I am a spiritual person but am in no way religious. I only attend church for weddings and funerals. I pray but only for those in need. Billie never verbally proselytizes even though she is quite religious. Instead she just paints these shells and passes them out.

She gave me 4 of them at the doctor's office and asked me to pass them on as she usually does. Some people swear these shells bring good fortune. Do they?  I believe they do in that they will make you smile as you glance at them and you will know that no matter what is going on in your life, there is always hope and someone cares.

The first one she gave me years ago rests on my dresser and starts my day with a gentle lift and a small smile. The many others she has given me through the years, I have passed on. 

So I am passing along the four shells she gave me last week as she asked. Just let me know in your comments if you would like one. If more than four of you ask, I will have a drawing. 

Do you have a shiny person in your life? I really hope so.

Monday, August 24, 2015


Reworked from 3-09.

One summer at the lake in Ohio, my best friend and I who were barely teenagers at the time were eager to make some money.  We were too far from town for a cool job like soda jerk and my reputation as a gardener had me banned from all local yards.

Then we heard a farm in the tiny town just north of us was looking for bean pickers. We thought, how hard could that be? 

An older friend drove us out to the coordinators house. There we discovered the meaning of ethnic diversity. The pickers came in various shades of white, brown and black.  Sis and I advertised our newbie status with our pale, untanned skins and pressed jeans with cuffs rolled "just right" and no hats.

We were driven out to the farm in an open sided stake truck where we were dumped out and faced what looked like an endless field of bean plants. Row after row after row. A huge black woman named Belle was our boss and she told us to get a basket and start picking. No instructions but then it really wasn't rocket science. 

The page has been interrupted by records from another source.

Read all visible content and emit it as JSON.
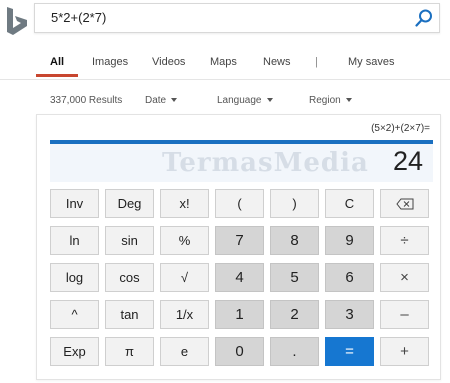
{
  "search": {
    "query": "5*2+(2*7)"
  },
  "nav": {
    "items": [
      {
        "label": "All",
        "active": true
      },
      {
        "label": "Images"
      },
      {
        "label": "Videos"
      },
      {
        "label": "Maps"
      },
      {
        "label": "News"
      },
      {
        "label": "|"
      },
      {
        "label": "My saves"
      }
    ]
  },
  "filters": {
    "results": "337,000 Results",
    "date": "Date",
    "language": "Language",
    "region": "Region"
  },
  "calculator": {
    "expression": "(5×2)+(2×7)=",
    "result": "24",
    "watermark": "TermasMedia",
    "rows": [
      [
        {
          "label": "Inv"
        },
        {
          "label": "Deg"
        },
        {
          "label": "x!"
        },
        {
          "label": "("
        },
        {
          "label": ")"
        },
        {
          "label": "C"
        },
        {
          "label": "⌫",
          "icon": "backspace-icon"
        }
      ],
      [
        {
          "label": "ln"
        },
        {
          "label": "sin"
        },
        {
          "label": "%"
        },
        {
          "label": "7"
        },
        {
          "label": "8"
        },
        {
          "label": "9"
        },
        {
          "label": "÷"
        }
      ],
      [
        {
          "label": "log"
        },
        {
          "label": "cos"
        },
        {
          "label": "√"
        },
        {
          "label": "4"
        },
        {
          "label": "5"
        },
        {
          "label": "6"
        },
        {
          "label": "×"
        }
      ],
      [
        {
          "label": "^"
        },
        {
          "label": "tan"
        },
        {
          "label": "1/x"
        },
        {
          "label": "1"
        },
        {
          "label": "2"
        },
        {
          "label": "3"
        },
        {
          "label": "–"
        }
      ],
      [
        {
          "label": "Exp"
        },
        {
          "label": "π"
        },
        {
          "label": "e"
        },
        {
          "label": "0"
        },
        {
          "label": "."
        },
        {
          "label": "="
        },
        {
          "label": "+"
        }
      ]
    ]
  },
  "colors": {
    "accent": "#1a6fc0",
    "equals": "#1677d1",
    "nav_underline": "#c8462f"
  }
}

Belle was imposing and a bit scary. I mean this woman was really big. Very tall and heavy but nothing giggled so you knew it was muscle not fat. You could tell she ran a tight ship. "Yes Ma'am," was all she wanted to hear from us.

Sis and I hunkered down in the dirt.  These were bush beans that we couldn't comfortably pick standing up so we  put our large baskets to our side and started picking on hands and knees. Pick, toss and drag, pick, toss and drag, down the endless rows. 

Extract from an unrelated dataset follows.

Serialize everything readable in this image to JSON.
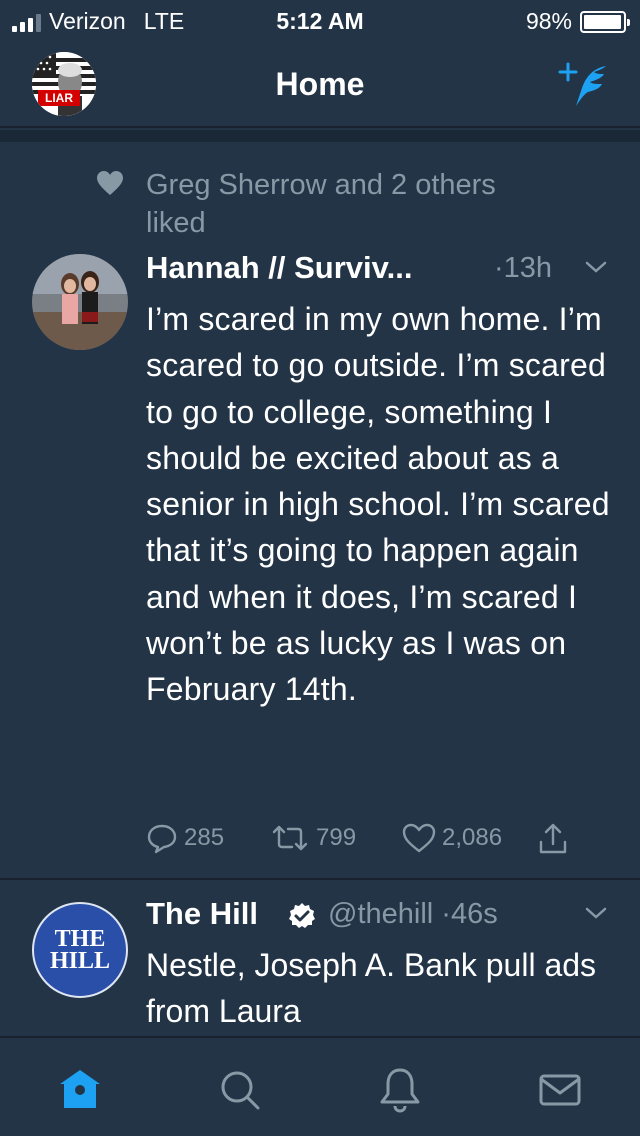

Sis was in the row next to me so we kind of raced as we have always been competitive. She was a bit ahead of me when I saw it. The picker behind her that was supposed to be picking on the right while Sis picked to the left, was helping herself to Sis's beans. She was grabbing them by the handful to put in her own basket. Before I could let her know, I looked back at my own basket and saw a hand that wasn't mine in my basket grabbing my beans.

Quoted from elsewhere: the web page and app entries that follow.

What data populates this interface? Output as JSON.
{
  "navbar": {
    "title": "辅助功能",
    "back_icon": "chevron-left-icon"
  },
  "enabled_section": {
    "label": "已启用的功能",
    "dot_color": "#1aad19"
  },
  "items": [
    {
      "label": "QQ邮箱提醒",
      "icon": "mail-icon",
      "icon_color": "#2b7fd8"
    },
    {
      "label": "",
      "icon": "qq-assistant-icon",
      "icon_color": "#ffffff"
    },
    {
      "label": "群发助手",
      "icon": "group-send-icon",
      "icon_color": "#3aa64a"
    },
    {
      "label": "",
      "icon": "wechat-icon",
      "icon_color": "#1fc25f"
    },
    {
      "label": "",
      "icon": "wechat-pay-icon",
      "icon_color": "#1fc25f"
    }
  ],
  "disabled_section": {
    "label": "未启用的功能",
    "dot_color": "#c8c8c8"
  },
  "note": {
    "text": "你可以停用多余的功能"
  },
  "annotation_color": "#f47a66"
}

I was just getting ready to smack the hand in my basket and alert Sis when a giant being straddling the row casting a huge shadow.   It was Belle and she grabbed up the fellow behind me and the girl behind Sis by their shirts, one in each hand. 

Belle had noticed their poaching of the newbie baskets and stopped it quickly by jerking them to their feet. They had to empty their baskets into ours and were sent to back to the truck to sit out the day. Now if only the criminal justice system worked so well. Belle was awesome.

The sun made the sweat and dirt run into our eyes as we picked and dragged. Our backs hurt, the sun burned our flesh, hands were sore and our knees were taking a beating.  Up and down the rows, pick and drag then getting our baskets tallied. Migrant worker was scratched off my list of possible occupations that very day. The interesting thing was at the end of the day, there was no ethnic diversity, we were all similar brown, dusty beings.

I made a grand total of a dollar and a quarter that day. Of course that was five weeks worth of allowances but somehow, it didn't seem like much. The lesson learned, worth more than the money, was that no matter how hard a job I faced in the ensuing 50 years, I always had bean picking to make me realize, things could be a lot worse.  Did you have a job that sets the bar low for you?

Those who make a living today picking produce have my respect.  Don't let the Donald send you home.